In 2008, he was a promising 19-year-old who had already cracked the top 10. A year later, he upset Federer, who was at the absolute zenith of his career, in the US Open final. Del Potro did it with a display of overwhelming power that seemed like a reality check for all those -- including Federer himself -- who had started to confuse tennis with some kind of ballet.

That following January, del Potro was up to No. 4 in the rankings but dealing with tendinitis in his right wrist. The injury was so severe that he needed surgery. He was unable to defend his US Open title and played just six matches for the year.

Del Potro fell to No. 485 in the world, but his slide was short-lived. In 2011, he had soared back to No. 11 and was named ATP Comeback Player of the Year.

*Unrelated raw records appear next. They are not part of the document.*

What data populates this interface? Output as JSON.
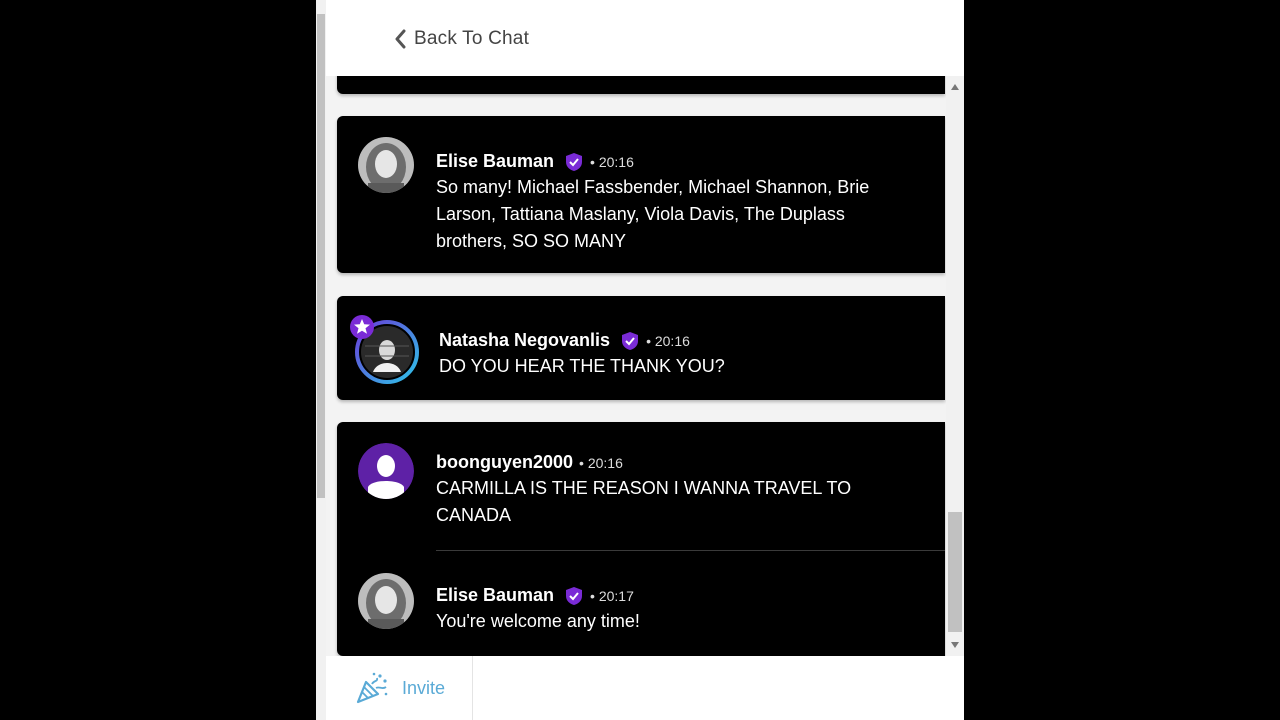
{
  "header": {
    "back_label": "Back To Chat"
  },
  "messages": [
    {
      "author": "Elise Bauman",
      "verified": true,
      "time": "• 20:16",
      "lines": [
        "So many! Michael Fassbender, Michael Shannon, Brie",
        "Larson, Tattiana Maslany, Viola Davis, The Duplass",
        "brothers, SO SO MANY"
      ]
    },
    {
      "author": "Natasha Negovanlis",
      "verified": true,
      "featured": true,
      "time": "• 20:16",
      "lines": [
        "DO YOU HEAR THE THANK YOU?"
      ]
    },
    {
      "author": "boonguyen2000",
      "verified": false,
      "time": "• 20:16",
      "lines": [
        "CARMILLA IS THE REASON I WANNA TRAVEL TO",
        "CANADA"
      ]
    },
    {
      "author": "Elise Bauman",
      "verified": true,
      "time": "• 20:17",
      "lines": [
        "You're welcome any time!"
      ]
    }
  ],
  "footer": {
    "invite_label": "Invite"
  },
  "colors": {
    "accent_purple": "#7a2bd6",
    "invite_blue": "#5aaad6",
    "card_bg": "#000000",
    "panel_bg": "#f3f3f3"
  },
  "icons": {
    "back": "chevron-left-icon",
    "verified": "verified-shield-icon",
    "featured": "star-badge-icon",
    "invite": "party-popper-icon"
  }
}
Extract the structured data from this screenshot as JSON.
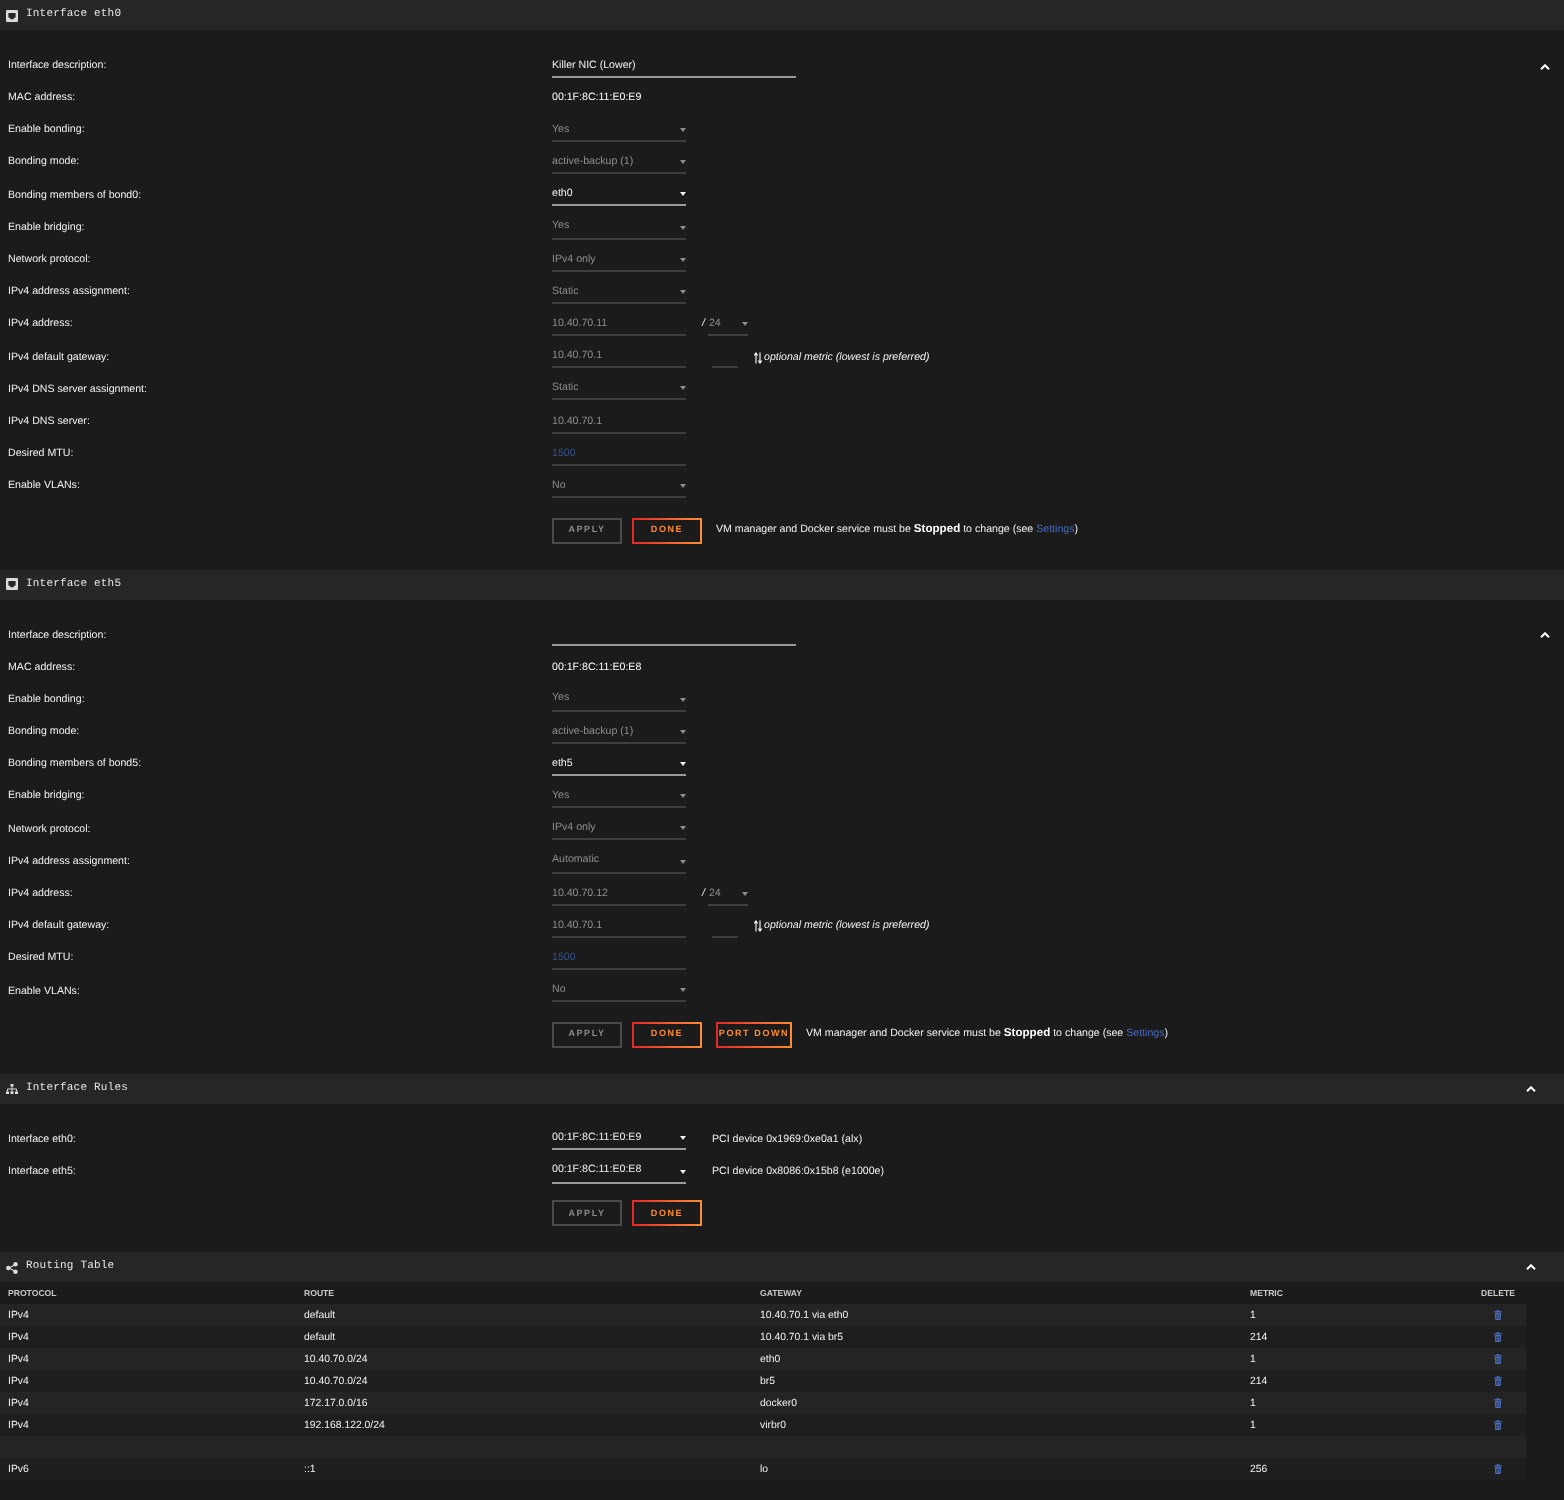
{
  "sections": [
    {
      "kind": "interface",
      "title": "Interface eth0",
      "fields": [
        {
          "label": "Interface description:",
          "kind": "wide_input",
          "value": "Killer NIC (Lower)",
          "disabled": false
        },
        {
          "label": "MAC address:",
          "kind": "text",
          "value": "00:1F:8C:11:E0:E9"
        },
        {
          "label": "Enable bonding:",
          "kind": "select",
          "value": "Yes",
          "disabled": true
        },
        {
          "label": "Bonding mode:",
          "kind": "select",
          "value": "active-backup (1)",
          "disabled": true
        },
        {
          "label": "Bonding members of bond0:",
          "kind": "select",
          "value": "eth0",
          "disabled": false
        },
        {
          "label": "Enable bridging:",
          "kind": "select",
          "value": "Yes",
          "disabled": true
        },
        {
          "label": "Network protocol:",
          "kind": "select",
          "value": "IPv4 only",
          "disabled": true
        },
        {
          "label": "IPv4 address assignment:",
          "kind": "select",
          "value": "Static",
          "disabled": true
        },
        {
          "label": "IPv4 address:",
          "kind": "address",
          "value": "10.40.70.11",
          "separator": "/",
          "netmask": "24",
          "disabled": true
        },
        {
          "label": "IPv4 default gateway:",
          "kind": "gateway",
          "value": "10.40.70.1",
          "hint": "optional metric (lowest is preferred)",
          "disabled": true
        },
        {
          "label": "IPv4 DNS server assignment:",
          "kind": "select",
          "value": "Static",
          "disabled": true
        },
        {
          "label": "IPv4 DNS server:",
          "kind": "input",
          "value": "10.40.70.1",
          "disabled": true
        },
        {
          "label": "Desired MTU:",
          "kind": "input",
          "placeholder": "1500",
          "disabled": true
        },
        {
          "label": "Enable VLANs:",
          "kind": "select",
          "value": "No",
          "disabled": true
        }
      ],
      "buttons": [
        {
          "label": "APPLY",
          "disabled": true
        },
        {
          "label": "DONE",
          "disabled": false
        }
      ],
      "note": {
        "text": "VM manager and Docker service must be **Stopped** to change (see",
        "link": "Settings",
        "end": ")"
      }
    },
    {
      "kind": "interface",
      "title": "Interface eth5",
      "fields": [
        {
          "label": "Interface description:",
          "kind": "wide_input",
          "disabled": false
        },
        {
          "label": "MAC address:",
          "kind": "text",
          "value": "00:1F:8C:11:E0:E8"
        },
        {
          "label": "Enable bonding:",
          "kind": "select",
          "value": "Yes",
          "disabled": true
        },
        {
          "label": "Bonding mode:",
          "kind": "select",
          "value": "active-backup (1)",
          "disabled": true
        },
        {
          "label": "Bonding members of bond5:",
          "kind": "select",
          "value": "eth5",
          "disabled": false
        },
        {
          "label": "Enable bridging:",
          "kind": "select",
          "value": "Yes",
          "disabled": true
        },
        {
          "label": "Network protocol:",
          "kind": "select",
          "value": "IPv4 only",
          "disabled": true
        },
        {
          "label": "IPv4 address assignment:",
          "kind": "select",
          "value": "Automatic",
          "disabled": true
        },
        {
          "label": "IPv4 address:",
          "kind": "address",
          "value": "10.40.70.12",
          "separator": "/",
          "netmask": "24",
          "disabled": true
        },
        {
          "label": "IPv4 default gateway:",
          "kind": "gateway",
          "value": "10.40.70.1",
          "hint": "optional metric (lowest is preferred)",
          "disabled": true
        },
        {
          "label": "Desired MTU:",
          "kind": "input",
          "placeholder": "1500",
          "disabled": true
        },
        {
          "label": "Enable VLANs:",
          "kind": "select",
          "value": "No",
          "disabled": true
        }
      ],
      "buttons": [
        {
          "label": "APPLY",
          "disabled": true
        },
        {
          "label": "DONE",
          "disabled": false
        },
        {
          "label": "PORT DOWN",
          "disabled": false
        }
      ],
      "note": {
        "text": "VM manager and Docker service must be **Stopped** to change (see",
        "link": "Settings",
        "end": ")"
      }
    },
    {
      "kind": "rules",
      "title": "Interface Rules",
      "rules": [
        {
          "label": "Interface eth0:",
          "value": "00:1F:8C:11:E0:E9",
          "device": "PCI device 0x1969:0xe0a1 (alx)"
        },
        {
          "label": "Interface eth5:",
          "value": "00:1F:8C:11:E0:E8",
          "device": "PCI device 0x8086:0x15b8 (e1000e)"
        }
      ],
      "buttons": [
        {
          "label": "APPLY",
          "disabled": true
        },
        {
          "label": "DONE",
          "disabled": false
        }
      ]
    },
    {
      "kind": "routes",
      "title": "Routing Table",
      "columns": [
        "PROTOCOL",
        "ROUTE",
        "GATEWAY",
        "METRIC",
        "DELETE"
      ],
      "groups": [
        [
          [
            "IPv4",
            "default",
            "10.40.70.1 via eth0",
            "1"
          ],
          [
            "IPv4",
            "default",
            "10.40.70.1 via br5",
            "214"
          ],
          [
            "IPv4",
            "10.40.70.0/24",
            "eth0",
            "1"
          ],
          [
            "IPv4",
            "10.40.70.0/24",
            "br5",
            "214"
          ],
          [
            "IPv4",
            "172.17.0.0/16",
            "docker0",
            "1"
          ],
          [
            "IPv4",
            "192.168.122.0/24",
            "virbr0",
            "1"
          ]
        ],
        [
          [
            "IPv6",
            "::1",
            "lo",
            "256"
          ]
        ]
      ]
    }
  ]
}
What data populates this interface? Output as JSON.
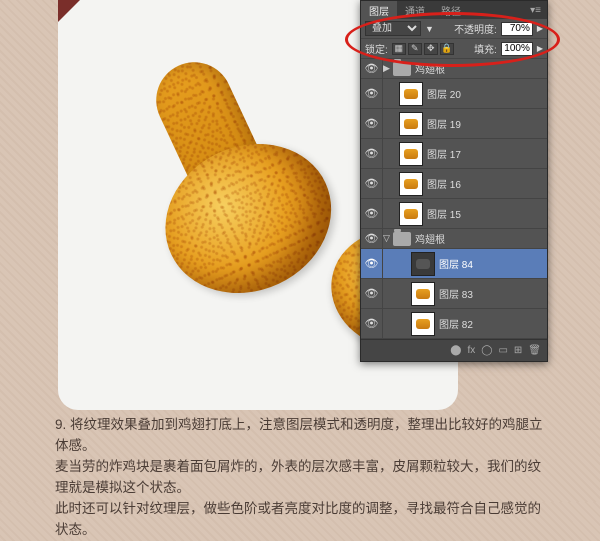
{
  "corner_decoration": "triangle-maroon",
  "panel": {
    "tabs": [
      "图层",
      "通道",
      "路径"
    ],
    "active_tab": 0,
    "blend_mode": "叠加",
    "opacity_label": "不透明度:",
    "opacity_value": "70%",
    "lock_label": "锁定:",
    "fill_label": "填充:",
    "fill_value": "100%",
    "groups": [
      {
        "name": "鸡翅根",
        "expanded": false
      },
      {
        "name": "鸡翅根",
        "expanded": true
      }
    ],
    "layers": [
      {
        "name": "图层 20",
        "visible": true
      },
      {
        "name": "图层 19",
        "visible": true
      },
      {
        "name": "图层 17",
        "visible": true
      },
      {
        "name": "图层 16",
        "visible": true
      },
      {
        "name": "图层 15",
        "visible": true
      }
    ],
    "sublayers": [
      {
        "name": "图层 84",
        "visible": true,
        "selected": true,
        "thumb": "dark"
      },
      {
        "name": "图层 83",
        "visible": true,
        "thumb": "light"
      },
      {
        "name": "图层 82",
        "visible": true,
        "thumb": "light"
      }
    ]
  },
  "caption": {
    "step": "9.",
    "line1": "将纹理效果叠加到鸡翅打底上，注意图层模式和透明度，整理出比较好的鸡腿立体感。",
    "line2": "麦当劳的炸鸡块是裹着面包屑炸的，外表的层次感丰富，皮屑颗粒较大，我们的纹理就是模拟这个状态。",
    "line3": "此时还可以针对纹理层，做些色阶或者亮度对比度的调整，寻找最符合自己感觉的状态。"
  }
}
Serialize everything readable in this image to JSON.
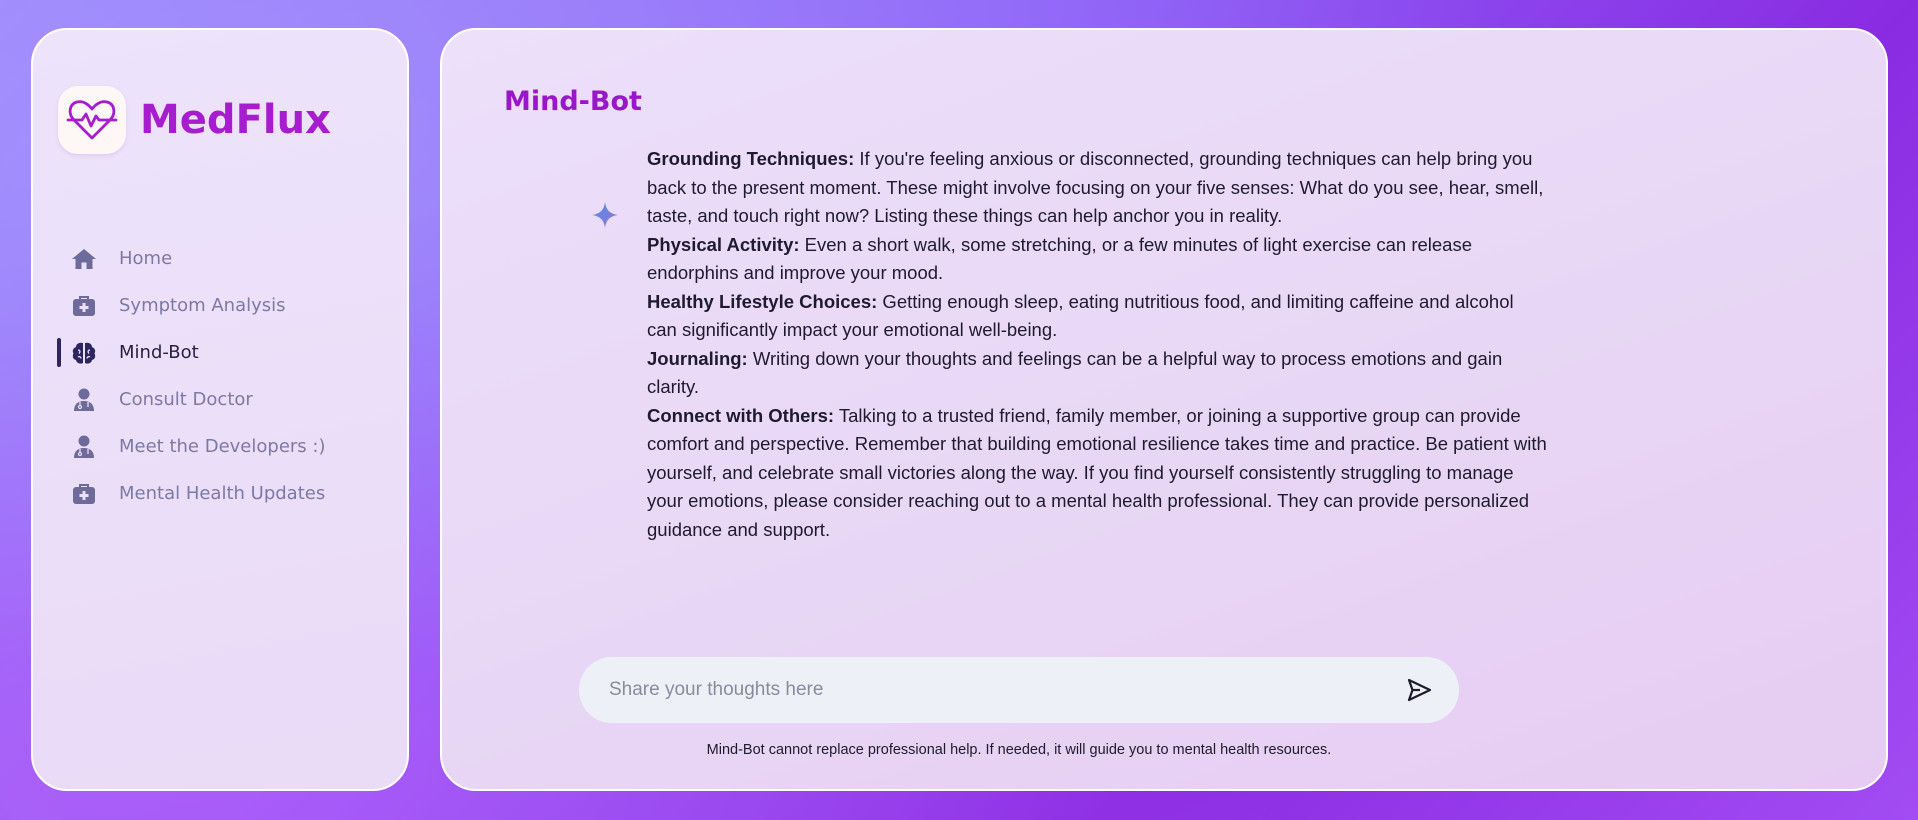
{
  "brand": {
    "name": "MedFlux",
    "logo_icon": "heart-pulse-icon"
  },
  "sidebar": {
    "items": [
      {
        "label": "Home",
        "icon": "home-icon",
        "active": false
      },
      {
        "label": "Symptom Analysis",
        "icon": "medical-kit-icon",
        "active": false
      },
      {
        "label": "Mind-Bot",
        "icon": "brain-icon",
        "active": true
      },
      {
        "label": "Consult Doctor",
        "icon": "doctor-icon",
        "active": false
      },
      {
        "label": "Meet the Developers :)",
        "icon": "doctor-icon",
        "active": false
      },
      {
        "label": "Mental Health Updates",
        "icon": "medical-kit-icon",
        "active": false
      }
    ]
  },
  "main": {
    "title": "Mind-Bot",
    "bot_icon": "sparkle-icon",
    "message": [
      {
        "heading": "Grounding Techniques:",
        "text": " If you're feeling anxious or disconnected, grounding techniques can help bring you back to the present moment. These might involve focusing on your five senses: What do you see, hear, smell, taste, and touch right now? Listing these things can help anchor you in reality."
      },
      {
        "heading": "Physical Activity:",
        "text": " Even a short walk, some stretching, or a few minutes of light exercise can release endorphins and improve your mood."
      },
      {
        "heading": "Healthy Lifestyle Choices:",
        "text": " Getting enough sleep, eating nutritious food, and limiting caffeine and alcohol can significantly impact your emotional well-being."
      },
      {
        "heading": "Journaling:",
        "text": " Writing down your thoughts and feelings can be a helpful way to process emotions and gain clarity."
      },
      {
        "heading": "Connect with Others:",
        "text": " Talking to a trusted friend, family member, or joining a supportive group can provide comfort and perspective. Remember that building emotional resilience takes time and practice. Be patient with yourself, and celebrate small victories along the way. If you find yourself consistently struggling to manage your emotions, please consider reaching out to a mental health professional. They can provide personalized guidance and support."
      }
    ],
    "input": {
      "value": "",
      "placeholder": "Share your thoughts here"
    },
    "send_icon": "send-icon",
    "disclaimer": "Mind-Bot cannot replace professional help. If needed, it will guide you to mental health resources."
  },
  "colors": {
    "brand": "#a81ccf",
    "title": "#9a17c9",
    "nav_text": "#7b7aa6",
    "nav_active": "#252248",
    "nav_icon": "#6e6a9a"
  }
}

But the drama was far from over. He underwent another surgery on his wrist in 2012. And then another last season, which kept del Potro out of action for 11 months before returning at Delray Beach in February.

Back when the future looked so promising for del Potro, he detonated flat drives that hit opponents like a tidal wave. His serve was a bludgeon. His backhand was a reliable weapon as well as a versatile tool for doing the deft work with an opponent approaching the net.

Throughout the years, the edge on some of del Potro's tools seem to have dulled. It's as if all the time off, all the thinking and waiting, has stifled something that once burst forth so naturally, so spontaneously. Perhaps he can reclaim it in time with wins and confidence. He's been down the comeback road before.

When del Potro and Federer meet Friday, it will look a lot like the past seen through a warped lens.

"At the end, I'm going to focus on my own game," Federer said. "We're both in a similar situation, [but] his injury was much, much greater."

That's Federer-speak for "Advantage, Roger."

This is all new to Federer, though. Minor as his setback may seem, it isn't insignificant. No calling card from mortality ever is. That left knee betrayed him in an innocuous Melbourne bathroom.

Will it fail him when he cuts right to stab a volley? He needs to know. He needs to test himself. That's why Federer is so eager to get back to the game despite the frustrations he's known in Miami since winning back-to-back titles in 2005 and 2006.

Federer has been as far as the semis in Miami just twice since then, and he skipped the event two of the past three years.

Bear in mind, the men haven't played since 2013, and while Federer won their past two meetings, del Potro is 3-2 against the Swiss dating back to 2012. Still, Federer holds a decisive 15-5 overall lead.

Their head-to-head history will likely mean little Friday. The players will be competing against not only each other but themselves.

Nobody understands the meaning of "comeback" better than Juan Martin del Potro -- not even Roger Federer.